Today, even with its inclement weather and darkness here out west, was a special day. When I woke up, I changed the calendar and surprised myself with a new painting by Janet Kruskamp. I'll be putting some of her artwork on Lovely Whatevers when my "staff" comes back to work.
After breakfast, I bundled up and went outside to pick the apple blossoms that appeared in this cold weather. To them, I added this pine cone that looks like a rose. There are quite a few of them on the ground here.
I was also excited to get out all the past issues of Victoria for the month of May. Here are 1990 - 1995. I haven't opened them yet to see what was in them but I am sure they are as lovely as they were the year they came. I am looking forward to having time to sit and look through these again. There is almost one per week for this month, which is better than a subscription magazine coming each month.
I did quite a few things today that were "grunge jobs," so, as a treat, I made this new shelf arrangement for May. As I have mentioned previously, our house is used and lived in from morning til evening, with very few places left alone. This is the one shelf I have that does not get disturbed or used. Today I decided to gather up anything I owned that looked like a rose. The round table cloth is all scrunched up on purpose to make it fit on the on the mantel shelf.
Later in the day, my daughter played "Song of the Lark" to me on the piano, to celebrate the first day of a new month.
I sympathise with every woman who does not have access to a car, or cannot leave her home often because of pressing responsibilities, lack of money, or distance. I am presently without transportation but am reminded once again of the freedom within the home and outside it to do many things for others. And, the less I travel, the less it costs, so there is some advantage to this. It actually does not cut spending completely, because there is always the phone, the catalogs and UPS, which comes straight to the door ;-) if I get too desperate.
My husband wants to take me somewhere expensive for my birthday next week and said he had a gas station in mind, since gas was probably the most expensive thing he could buy me. I sometimes think I would rather have the money! One lady I know says it costs her $65.00 to fill her mini-van. That would buy a lot of fabric, or part of a new chair or couch. I could take several friends to a tea room several times with that kind of money. We really must re-think our distance problem, and create a village system where we can get our basic needs within walking distance. Another solution to gas prices is to keep the prices reasonable everywhere and raise the gas prices only in Washington D.C. Things would change in a hurry.
Here is something I was asked to comment on regarding how to extend sympathy to those who had lost a loved one.
When I was younger I was not sure what to say to someone who was in grief. I looked in etiquette books and read books written especially for Christian women. For some reason, it wasn't concise enough for me to get the thought into my head and remember it when I needed to. I will just use a familiar verse from the Bible and see if it can be made clear.
Romans 12:15 Rejoice with them that do rejoice, and weep with them that weep.
I can remember when my brother died a lady saying to me: "I'm so sorry to hear about the death of your brother. I know how you feel. I lost a brother when I was very young, and I still miss him."

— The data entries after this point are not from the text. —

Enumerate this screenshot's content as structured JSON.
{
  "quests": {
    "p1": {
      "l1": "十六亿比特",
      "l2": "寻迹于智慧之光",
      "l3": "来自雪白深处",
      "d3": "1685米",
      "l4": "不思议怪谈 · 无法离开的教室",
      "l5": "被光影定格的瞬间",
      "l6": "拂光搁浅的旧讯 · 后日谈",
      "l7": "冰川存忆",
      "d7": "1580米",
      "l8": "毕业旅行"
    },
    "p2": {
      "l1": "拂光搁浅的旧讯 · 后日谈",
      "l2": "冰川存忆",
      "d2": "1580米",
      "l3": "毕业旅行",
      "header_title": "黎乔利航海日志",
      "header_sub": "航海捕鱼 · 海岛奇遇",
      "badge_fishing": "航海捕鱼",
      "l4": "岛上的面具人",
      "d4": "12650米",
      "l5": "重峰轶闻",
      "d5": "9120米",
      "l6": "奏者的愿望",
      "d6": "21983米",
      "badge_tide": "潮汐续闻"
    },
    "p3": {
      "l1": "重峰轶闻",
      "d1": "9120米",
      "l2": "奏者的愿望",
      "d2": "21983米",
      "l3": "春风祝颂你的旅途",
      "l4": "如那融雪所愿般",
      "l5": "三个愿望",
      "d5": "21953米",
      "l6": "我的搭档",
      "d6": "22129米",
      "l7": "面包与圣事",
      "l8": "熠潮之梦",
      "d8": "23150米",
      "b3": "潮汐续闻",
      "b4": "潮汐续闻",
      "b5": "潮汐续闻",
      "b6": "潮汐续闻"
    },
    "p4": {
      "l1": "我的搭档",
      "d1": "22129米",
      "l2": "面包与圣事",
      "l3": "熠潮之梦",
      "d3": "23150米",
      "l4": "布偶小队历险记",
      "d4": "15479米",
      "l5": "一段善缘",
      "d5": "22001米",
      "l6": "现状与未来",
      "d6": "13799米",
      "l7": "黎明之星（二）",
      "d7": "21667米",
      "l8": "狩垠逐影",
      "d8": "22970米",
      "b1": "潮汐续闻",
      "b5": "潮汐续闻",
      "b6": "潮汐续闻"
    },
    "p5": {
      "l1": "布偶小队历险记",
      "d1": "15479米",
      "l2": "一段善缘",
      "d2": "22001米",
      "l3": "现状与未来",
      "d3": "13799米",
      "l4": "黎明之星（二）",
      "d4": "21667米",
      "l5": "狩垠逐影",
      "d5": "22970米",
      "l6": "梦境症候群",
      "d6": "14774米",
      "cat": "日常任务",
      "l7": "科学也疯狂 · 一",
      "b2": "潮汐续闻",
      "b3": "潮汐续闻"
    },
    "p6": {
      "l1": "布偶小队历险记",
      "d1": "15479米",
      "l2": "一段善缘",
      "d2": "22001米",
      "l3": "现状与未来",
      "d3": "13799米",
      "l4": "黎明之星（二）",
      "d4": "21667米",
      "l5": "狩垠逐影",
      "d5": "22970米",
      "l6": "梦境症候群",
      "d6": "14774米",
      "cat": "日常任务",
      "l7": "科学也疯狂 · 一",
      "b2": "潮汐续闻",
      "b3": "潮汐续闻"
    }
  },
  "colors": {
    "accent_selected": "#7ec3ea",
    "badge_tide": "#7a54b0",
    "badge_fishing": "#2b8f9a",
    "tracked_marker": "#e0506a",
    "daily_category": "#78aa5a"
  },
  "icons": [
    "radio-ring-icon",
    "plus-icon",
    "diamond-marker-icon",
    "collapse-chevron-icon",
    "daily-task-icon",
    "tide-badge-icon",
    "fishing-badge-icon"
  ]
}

I don't think it has to be a big, complicated issue to extend sympathy. It really helps if all you say is, "I am very sorry for your loss." Sending a card is always appreciated. These days you can email some very pretty e-cards that have good sentiments.
As awkward as it can be, it is still better to send a card or say something, than not to. People who lose loved ones feel very alone. Anything you do will help. Also, I have observed that extending sympathy becomes easier with age.